WORK INSTRUCTION - Locate every line below that contains the word "area" and copy it.
══ RECORDS FOR THIS EXERCISE
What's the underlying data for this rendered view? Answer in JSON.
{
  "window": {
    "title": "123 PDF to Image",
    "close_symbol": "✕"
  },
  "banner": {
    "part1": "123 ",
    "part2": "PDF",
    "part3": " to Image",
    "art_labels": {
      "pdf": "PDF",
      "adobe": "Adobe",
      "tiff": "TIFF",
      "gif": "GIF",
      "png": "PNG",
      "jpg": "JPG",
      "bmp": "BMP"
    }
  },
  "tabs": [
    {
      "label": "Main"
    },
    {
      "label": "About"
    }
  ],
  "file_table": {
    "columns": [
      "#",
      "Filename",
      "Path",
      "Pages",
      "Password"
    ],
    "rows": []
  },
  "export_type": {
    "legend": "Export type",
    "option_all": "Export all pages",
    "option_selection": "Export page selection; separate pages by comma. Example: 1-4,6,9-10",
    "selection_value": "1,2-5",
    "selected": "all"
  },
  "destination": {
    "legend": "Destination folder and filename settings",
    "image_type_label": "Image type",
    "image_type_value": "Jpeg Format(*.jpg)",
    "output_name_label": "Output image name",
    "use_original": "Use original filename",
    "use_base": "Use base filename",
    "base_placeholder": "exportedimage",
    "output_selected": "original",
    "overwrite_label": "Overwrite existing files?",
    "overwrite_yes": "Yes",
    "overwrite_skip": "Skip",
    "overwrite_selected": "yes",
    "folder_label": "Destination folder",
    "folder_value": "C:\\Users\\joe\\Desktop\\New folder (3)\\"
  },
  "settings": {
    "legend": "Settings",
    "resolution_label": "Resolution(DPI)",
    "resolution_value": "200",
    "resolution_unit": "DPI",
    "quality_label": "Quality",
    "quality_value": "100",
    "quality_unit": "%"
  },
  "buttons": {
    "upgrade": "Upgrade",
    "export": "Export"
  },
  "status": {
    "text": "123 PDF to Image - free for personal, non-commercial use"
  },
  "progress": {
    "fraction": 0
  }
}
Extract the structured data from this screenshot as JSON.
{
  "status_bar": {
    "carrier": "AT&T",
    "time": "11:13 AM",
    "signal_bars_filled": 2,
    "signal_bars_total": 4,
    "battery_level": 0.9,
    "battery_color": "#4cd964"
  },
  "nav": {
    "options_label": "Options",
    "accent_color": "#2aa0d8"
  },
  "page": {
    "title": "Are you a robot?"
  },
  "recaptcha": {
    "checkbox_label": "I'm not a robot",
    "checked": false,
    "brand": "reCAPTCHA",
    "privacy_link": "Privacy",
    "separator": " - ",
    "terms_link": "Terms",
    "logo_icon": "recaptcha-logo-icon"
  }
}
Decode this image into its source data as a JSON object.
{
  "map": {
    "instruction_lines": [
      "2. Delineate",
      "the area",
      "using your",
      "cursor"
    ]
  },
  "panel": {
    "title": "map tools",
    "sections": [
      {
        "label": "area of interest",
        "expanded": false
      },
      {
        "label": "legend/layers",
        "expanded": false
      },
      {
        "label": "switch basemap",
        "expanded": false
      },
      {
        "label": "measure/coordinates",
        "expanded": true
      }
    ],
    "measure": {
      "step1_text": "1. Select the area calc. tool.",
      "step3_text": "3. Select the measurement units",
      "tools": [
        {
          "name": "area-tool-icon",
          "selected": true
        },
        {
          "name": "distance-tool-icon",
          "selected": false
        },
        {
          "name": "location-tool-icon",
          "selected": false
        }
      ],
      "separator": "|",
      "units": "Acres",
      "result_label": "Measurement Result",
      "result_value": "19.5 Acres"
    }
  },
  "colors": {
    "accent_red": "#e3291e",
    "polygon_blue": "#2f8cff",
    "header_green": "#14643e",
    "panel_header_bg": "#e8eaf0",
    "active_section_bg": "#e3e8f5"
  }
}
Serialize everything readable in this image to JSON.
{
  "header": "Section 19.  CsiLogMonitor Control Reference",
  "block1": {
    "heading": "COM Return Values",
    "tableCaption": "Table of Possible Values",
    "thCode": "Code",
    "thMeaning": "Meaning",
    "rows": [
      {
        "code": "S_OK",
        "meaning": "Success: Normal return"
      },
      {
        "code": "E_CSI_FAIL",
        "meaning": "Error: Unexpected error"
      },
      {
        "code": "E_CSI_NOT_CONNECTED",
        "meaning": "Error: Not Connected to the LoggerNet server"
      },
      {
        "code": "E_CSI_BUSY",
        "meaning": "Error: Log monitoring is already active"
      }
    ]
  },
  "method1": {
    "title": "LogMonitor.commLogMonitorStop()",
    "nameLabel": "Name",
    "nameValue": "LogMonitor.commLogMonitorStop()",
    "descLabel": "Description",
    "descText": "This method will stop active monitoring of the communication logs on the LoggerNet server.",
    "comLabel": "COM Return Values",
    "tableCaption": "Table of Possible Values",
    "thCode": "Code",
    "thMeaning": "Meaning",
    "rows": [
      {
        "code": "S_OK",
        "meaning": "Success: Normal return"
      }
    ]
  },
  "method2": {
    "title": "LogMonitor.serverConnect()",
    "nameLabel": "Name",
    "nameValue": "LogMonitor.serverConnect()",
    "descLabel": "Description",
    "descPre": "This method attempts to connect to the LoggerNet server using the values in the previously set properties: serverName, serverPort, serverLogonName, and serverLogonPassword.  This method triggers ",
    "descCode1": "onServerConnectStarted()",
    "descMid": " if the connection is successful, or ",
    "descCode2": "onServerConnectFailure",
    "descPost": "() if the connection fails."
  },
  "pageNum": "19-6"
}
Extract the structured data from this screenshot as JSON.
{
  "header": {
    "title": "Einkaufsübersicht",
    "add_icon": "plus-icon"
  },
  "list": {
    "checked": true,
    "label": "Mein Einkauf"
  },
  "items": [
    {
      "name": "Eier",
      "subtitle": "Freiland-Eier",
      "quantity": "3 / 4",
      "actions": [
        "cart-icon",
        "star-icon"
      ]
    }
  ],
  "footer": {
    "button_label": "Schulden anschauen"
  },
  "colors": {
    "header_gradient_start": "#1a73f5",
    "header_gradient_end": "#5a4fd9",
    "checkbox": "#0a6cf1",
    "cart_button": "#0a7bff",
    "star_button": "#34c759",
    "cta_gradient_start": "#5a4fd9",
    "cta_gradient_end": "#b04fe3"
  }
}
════
EXPECTED ANSWER -
      "the area",
        "label": "area of interest",
      "step1_text": "1. Select the area calc. tool.",
          "name": "area-tool-icon",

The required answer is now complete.